A unique book collating new writing by people who are disabled or Deaf will be officially launched this week. The first of its kind in the UK, the collection titled Stairs and Whispers: D/deaf and Disabled Poets Write Back, will be unveiled at Birmingham City University at a special launch event featuring a selection of readings from the anthology.
The book exclusively contains works penned by writers who are disabled or D/deaf and is described as “showcasing a diversity of opinions and survival strategies for an ableist world. With contributions that span Vispo to Surrealism, and range from hard-hitting political commentary to intimate lyrical pieces, these poets refuse to perform or inspire according to tired, old narratives.”
Stairs and Whispers’ release comes five years after its US counterpart Beauty is a Verb, which was heralded as a ground-breaking step both in raising awareness and bringing a new readership to its writers.
Edited by Sandra Alland, Khairani Barokka and Daniel Sluman, the UK anthology brings together a mix of surrealist poetry, hard-hitting political commentary, intimate lyrical writing and survival strategies for Deaf and disabled people.
The book will be officially launched on June 3 at Birmingham City University’s Curzon Building, following a series of talks, film screenings and readings from the book.
Dr Gregory Leadbetter, Reader in Literature and Creative Writing at Birmingham City University and a Trustee of Writing West Midlands, says:
“I’m delighted that the Institute of Creative and Critical Writing will be hosting the launch of this exciting new book – and to be working with our friends and partners at Nine Arches Press as they bring a work of such life and significance into the world. ‘Stairs and Whispers’ marks a new step forward in the ongoing diversification of contemporary publishing.”
The Institute of Creative and Critical Writing exists to cultivate the literary arts and the life of ideas.
Based within the School of English at Birmingham City University, it both enriches the University’s creative writing programme, through its series of masterclasses and guest author seminars, and engages with the wider culture beyond the University, through its calendar of exciting public events.
Tom Shakespeare, author of Disability Rights and Wrongs comments:
“This is a collection which redefines what poetry is. This is a collection which is nearly as varied as the diversity of impairment and disability and D/deaf experiences in Britain today.
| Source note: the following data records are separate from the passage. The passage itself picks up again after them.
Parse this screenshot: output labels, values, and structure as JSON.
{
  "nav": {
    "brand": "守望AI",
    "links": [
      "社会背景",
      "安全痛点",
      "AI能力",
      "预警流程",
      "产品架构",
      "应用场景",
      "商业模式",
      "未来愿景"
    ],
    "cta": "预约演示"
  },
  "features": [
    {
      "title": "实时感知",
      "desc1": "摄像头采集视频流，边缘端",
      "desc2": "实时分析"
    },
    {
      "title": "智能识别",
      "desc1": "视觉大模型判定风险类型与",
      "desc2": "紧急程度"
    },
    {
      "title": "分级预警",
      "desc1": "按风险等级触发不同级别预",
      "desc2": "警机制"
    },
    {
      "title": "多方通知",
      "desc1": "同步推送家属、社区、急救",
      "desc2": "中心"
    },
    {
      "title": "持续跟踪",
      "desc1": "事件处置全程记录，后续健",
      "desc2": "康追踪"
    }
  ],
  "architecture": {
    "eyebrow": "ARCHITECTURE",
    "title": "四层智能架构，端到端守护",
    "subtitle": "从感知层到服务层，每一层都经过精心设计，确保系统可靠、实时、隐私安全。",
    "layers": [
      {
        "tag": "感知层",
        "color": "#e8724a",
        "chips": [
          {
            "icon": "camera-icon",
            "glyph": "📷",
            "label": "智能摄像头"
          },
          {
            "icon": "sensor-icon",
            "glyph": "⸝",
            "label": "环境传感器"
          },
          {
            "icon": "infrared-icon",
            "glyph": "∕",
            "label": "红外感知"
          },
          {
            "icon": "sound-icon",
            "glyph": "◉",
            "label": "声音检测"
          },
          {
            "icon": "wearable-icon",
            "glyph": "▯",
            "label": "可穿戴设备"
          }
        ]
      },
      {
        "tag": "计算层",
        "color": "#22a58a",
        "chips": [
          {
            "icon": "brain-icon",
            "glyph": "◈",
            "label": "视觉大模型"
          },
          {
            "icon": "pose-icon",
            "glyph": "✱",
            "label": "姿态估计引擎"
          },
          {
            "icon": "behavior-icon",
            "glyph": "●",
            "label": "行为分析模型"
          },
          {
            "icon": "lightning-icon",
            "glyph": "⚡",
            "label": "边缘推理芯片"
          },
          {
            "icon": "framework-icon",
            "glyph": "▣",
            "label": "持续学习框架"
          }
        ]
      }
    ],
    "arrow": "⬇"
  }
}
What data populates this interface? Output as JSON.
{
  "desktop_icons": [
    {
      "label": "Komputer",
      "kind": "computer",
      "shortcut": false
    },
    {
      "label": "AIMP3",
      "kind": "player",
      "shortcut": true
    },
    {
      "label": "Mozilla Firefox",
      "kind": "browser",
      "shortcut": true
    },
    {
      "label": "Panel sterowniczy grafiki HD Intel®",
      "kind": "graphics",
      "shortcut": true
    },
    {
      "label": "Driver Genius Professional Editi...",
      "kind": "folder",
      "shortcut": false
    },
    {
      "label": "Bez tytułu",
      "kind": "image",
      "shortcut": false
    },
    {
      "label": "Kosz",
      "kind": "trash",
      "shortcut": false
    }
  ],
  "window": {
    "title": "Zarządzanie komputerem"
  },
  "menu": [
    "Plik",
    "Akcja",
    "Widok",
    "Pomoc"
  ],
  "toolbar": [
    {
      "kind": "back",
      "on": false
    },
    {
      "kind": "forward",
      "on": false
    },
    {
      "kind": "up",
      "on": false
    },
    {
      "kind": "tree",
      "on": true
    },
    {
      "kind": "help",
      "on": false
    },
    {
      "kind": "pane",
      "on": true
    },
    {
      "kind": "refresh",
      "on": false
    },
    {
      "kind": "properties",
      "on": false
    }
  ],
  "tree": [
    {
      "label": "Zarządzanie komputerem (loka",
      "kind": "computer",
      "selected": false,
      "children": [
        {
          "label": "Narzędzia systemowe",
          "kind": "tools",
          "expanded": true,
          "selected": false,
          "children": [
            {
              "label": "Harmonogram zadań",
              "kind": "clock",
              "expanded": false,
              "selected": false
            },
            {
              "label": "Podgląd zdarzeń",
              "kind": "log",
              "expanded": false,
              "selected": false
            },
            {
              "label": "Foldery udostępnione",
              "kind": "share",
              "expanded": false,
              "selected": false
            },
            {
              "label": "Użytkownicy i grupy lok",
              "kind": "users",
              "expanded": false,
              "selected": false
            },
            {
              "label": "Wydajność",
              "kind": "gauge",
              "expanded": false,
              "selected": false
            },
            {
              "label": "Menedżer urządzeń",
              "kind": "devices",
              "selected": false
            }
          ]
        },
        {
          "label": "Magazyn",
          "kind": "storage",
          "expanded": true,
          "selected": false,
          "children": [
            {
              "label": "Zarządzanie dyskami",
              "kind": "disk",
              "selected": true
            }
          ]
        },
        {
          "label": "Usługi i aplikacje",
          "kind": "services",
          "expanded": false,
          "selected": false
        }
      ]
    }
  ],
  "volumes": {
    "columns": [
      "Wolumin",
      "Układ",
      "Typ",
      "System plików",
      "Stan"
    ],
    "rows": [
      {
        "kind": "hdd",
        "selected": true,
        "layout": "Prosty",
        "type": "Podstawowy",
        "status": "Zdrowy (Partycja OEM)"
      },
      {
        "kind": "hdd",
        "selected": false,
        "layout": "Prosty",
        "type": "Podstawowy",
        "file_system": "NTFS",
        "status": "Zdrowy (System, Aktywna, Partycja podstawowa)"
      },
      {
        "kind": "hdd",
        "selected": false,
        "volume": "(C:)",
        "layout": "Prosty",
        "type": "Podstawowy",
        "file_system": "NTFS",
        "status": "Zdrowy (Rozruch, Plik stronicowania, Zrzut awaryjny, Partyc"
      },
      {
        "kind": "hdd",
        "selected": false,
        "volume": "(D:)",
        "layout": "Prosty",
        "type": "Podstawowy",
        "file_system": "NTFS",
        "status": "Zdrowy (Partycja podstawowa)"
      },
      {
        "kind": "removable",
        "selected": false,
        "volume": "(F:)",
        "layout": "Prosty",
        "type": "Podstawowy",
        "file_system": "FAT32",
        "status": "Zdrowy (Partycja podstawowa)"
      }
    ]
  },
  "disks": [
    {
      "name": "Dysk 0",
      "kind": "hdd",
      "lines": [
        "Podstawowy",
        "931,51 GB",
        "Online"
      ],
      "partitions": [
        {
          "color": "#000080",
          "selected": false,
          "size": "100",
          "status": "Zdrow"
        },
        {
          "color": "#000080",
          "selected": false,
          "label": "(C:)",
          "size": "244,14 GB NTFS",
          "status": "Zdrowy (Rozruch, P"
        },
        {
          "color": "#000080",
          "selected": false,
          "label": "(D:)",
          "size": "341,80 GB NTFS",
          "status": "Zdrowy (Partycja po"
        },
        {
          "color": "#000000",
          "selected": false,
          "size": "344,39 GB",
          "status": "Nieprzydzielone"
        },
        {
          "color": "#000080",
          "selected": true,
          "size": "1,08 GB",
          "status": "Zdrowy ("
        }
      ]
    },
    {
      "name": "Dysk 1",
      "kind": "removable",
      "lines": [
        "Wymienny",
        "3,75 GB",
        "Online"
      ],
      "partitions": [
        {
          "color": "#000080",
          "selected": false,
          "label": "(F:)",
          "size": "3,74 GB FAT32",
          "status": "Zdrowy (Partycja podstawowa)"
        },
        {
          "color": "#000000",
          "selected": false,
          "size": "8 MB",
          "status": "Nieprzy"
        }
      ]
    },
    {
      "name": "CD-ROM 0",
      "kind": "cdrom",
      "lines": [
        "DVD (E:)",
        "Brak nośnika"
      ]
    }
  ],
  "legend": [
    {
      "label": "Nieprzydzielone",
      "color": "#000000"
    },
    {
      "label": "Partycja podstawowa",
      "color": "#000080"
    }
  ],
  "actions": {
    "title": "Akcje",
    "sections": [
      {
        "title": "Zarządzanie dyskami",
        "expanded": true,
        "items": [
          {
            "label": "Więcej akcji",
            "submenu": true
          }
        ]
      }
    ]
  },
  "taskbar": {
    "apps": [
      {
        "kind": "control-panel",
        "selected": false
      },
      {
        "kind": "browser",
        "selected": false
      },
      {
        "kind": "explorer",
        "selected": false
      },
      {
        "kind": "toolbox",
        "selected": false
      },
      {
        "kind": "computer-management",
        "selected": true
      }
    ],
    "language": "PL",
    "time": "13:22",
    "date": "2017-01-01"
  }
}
This is a collection which I will read and re-read until I have absorbed the richness and colour and anger and misery and humour and power of it.”
The term ‘D/deaf’ is used to describe those who are sign language users (Deaf) and those who are hard of hearing, but who use English as their first language (deaf).
Sheila Black, co-editor of the US anthology, Beauty is a Verb, adds further:
“The poems here are gorgeous and important.”
Sandra Alland, one of the three anthology editors, says:
“We hope these poems, essays, recordings and videos will spark much-deserved interest in, and discussion about, the specific kinds of brilliance that form disabled and D/deaf poetics.
“Along with my two co-editors, Khairani Barokka and Daniel Sluman, I’m thrilled to present 54 poets who creatively counter the daily violence and erasure our communities face – and to contribute to the vast and stunning literary and performance traditions of our many disabled and D/deaf accomplices across the globe.”